Highly relevant recommendations based on the previous activity of the specific user create a sense of transparency and impartiality. Suggestions for items that precisely match the user’s taste strengthen the trust level in the offered recommendations. In comparison, the collaborative filtering method might produce recommendations that the specific user might not completely understand. For example, if a group of people purchased trainers and an umbrella, the collaborative system may recommend an umbrella to other users who brought trainers, although they are not interested in this product (never browsed or purchased it).
Avoid the “Cold Start” Problem
Although content based filtering needs initial inputs from users to start making relevant recommendations, the system will generate relevant early recommendations based on specific terms and interactions. Additionally, new items will be suggested as soon as they are launched, without waiting for a census (enumeration), since the system will recognize the users needing the new items. Comparatively, collaborative filtering faces an issue when a new website has few new users and lacks user connections.
Challenges of Content-Based Filtering
There is no perfect recommender system that can cover all aspects and requirements of businesses. The few common disadvantages of content based filtering are:
Lack of Novelty and Diversity
Content based recommendation system generates suggestions based on relevance. If a user likes American Pie and prefers comedy movies, chances are that the specific user will like Dumb and Dumber. However, likely, the user won’t need a recommender system to suggest another comedy movie.
Scalability Is a Challenge
Each new item, product, service, or content must be assigned attributes, defined, and tagged. The continuous need for attribute assignments is a burdensome task that makes scalability difficult, time-consuming, and expensive in the long term.
Attributes May Be Incorrect or Inconsistent
Content based recommender works effectively as long as the subject-matter experts tag items effectively and assign the attributes. This technique depends on the item’s metadata, meaning the system needs detailed descriptions of items and a well-organized user profile. Millions of items need attributes assigned; additionally, since the attributes can be subjective, some may be incorrect or inaccurate.
What is a content based recommendation?
Content based recommendation is a system that makes suggestions for items based on the user’s activity and preferences. The content based filtering analyzes keywords and attributes assigned to items in the database and generates predictions that the user will likely find helpful. The user profile is created by surveying data derived from the user’s actions while connected to the Internet (purchases, ratings, downloads, search history, items added to favorites, clicks on product links, etc.)

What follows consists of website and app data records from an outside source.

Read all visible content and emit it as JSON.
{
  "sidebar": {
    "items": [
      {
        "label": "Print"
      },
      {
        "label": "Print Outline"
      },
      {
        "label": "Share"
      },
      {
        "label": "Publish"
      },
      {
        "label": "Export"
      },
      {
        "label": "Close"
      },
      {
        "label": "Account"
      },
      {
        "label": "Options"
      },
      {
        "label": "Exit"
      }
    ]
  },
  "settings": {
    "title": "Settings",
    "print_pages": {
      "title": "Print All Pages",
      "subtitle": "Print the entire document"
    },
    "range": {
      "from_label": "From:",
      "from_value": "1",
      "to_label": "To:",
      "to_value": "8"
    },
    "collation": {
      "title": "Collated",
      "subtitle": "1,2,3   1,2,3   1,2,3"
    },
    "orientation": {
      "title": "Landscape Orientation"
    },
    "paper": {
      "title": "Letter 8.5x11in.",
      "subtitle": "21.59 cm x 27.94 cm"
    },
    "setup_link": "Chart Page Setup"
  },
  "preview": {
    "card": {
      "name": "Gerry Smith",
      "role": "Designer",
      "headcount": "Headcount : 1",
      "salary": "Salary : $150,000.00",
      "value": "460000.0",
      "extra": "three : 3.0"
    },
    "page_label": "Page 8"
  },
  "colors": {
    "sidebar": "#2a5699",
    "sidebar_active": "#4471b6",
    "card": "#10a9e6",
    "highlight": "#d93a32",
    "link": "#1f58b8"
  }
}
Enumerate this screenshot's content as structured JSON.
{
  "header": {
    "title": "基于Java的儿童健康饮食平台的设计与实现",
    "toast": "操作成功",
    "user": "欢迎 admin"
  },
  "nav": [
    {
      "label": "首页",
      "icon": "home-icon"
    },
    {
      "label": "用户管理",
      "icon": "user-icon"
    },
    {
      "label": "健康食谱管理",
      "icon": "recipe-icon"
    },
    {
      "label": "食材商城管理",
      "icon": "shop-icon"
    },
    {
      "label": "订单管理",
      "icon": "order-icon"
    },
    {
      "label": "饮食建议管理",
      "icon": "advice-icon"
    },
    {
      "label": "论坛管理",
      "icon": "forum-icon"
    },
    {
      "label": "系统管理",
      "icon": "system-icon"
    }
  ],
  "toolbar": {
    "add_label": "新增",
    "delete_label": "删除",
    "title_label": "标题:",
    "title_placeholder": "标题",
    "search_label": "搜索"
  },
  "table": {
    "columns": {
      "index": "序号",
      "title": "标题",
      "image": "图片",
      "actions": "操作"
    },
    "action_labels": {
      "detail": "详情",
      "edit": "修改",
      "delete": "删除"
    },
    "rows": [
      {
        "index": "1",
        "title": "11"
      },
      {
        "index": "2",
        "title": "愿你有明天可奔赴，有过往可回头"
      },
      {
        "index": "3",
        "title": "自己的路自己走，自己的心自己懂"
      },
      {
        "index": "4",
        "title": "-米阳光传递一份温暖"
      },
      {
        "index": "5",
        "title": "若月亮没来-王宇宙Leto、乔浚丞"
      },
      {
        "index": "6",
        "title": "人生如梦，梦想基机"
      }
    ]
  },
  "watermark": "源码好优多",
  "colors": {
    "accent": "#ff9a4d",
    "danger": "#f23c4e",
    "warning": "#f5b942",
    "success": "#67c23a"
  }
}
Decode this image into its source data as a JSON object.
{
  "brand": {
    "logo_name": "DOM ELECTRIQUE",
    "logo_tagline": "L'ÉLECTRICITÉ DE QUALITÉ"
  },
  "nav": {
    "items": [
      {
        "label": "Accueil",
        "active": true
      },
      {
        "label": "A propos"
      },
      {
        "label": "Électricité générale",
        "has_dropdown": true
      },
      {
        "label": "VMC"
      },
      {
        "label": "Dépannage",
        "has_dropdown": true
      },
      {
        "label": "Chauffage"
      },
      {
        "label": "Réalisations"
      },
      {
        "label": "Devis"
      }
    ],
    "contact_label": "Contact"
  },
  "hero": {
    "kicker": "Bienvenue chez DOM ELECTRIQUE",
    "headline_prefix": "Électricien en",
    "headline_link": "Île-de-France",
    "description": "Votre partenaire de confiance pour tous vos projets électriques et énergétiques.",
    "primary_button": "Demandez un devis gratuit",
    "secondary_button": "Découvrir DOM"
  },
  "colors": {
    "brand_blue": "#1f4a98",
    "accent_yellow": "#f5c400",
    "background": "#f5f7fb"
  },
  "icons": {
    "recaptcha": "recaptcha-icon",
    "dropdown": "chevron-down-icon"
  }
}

How does a content based recommendation system work?
The content based recommender system utilizes features extracted from the content of items evaluated by the user. Namely, the filtering system classifies the unseen items into two classes: positive (relevant to the user) and negative (irrelevant to the user). The products and services related to positively rated items are recommended to the user.
What are the advantages and disadvantages of content based filtering?
Some of the most significant positive traits of content based filtering is that this recommender system generates suggestions without needing data from other users, making the recommendations highly relevant to the user. Additionally, by recommending items and products related to the previous activity, the user gets a sense of transparency and precision. Content based recommendation avoids the “cold start” problem because, with several initial inputs from the user, the system will start producing relevant recommendations. On the downside, content based filtering lacks novelty and diversity, often scalability is a challenge, and based on subjectivity, the attributes may be incorrect or inconsistent.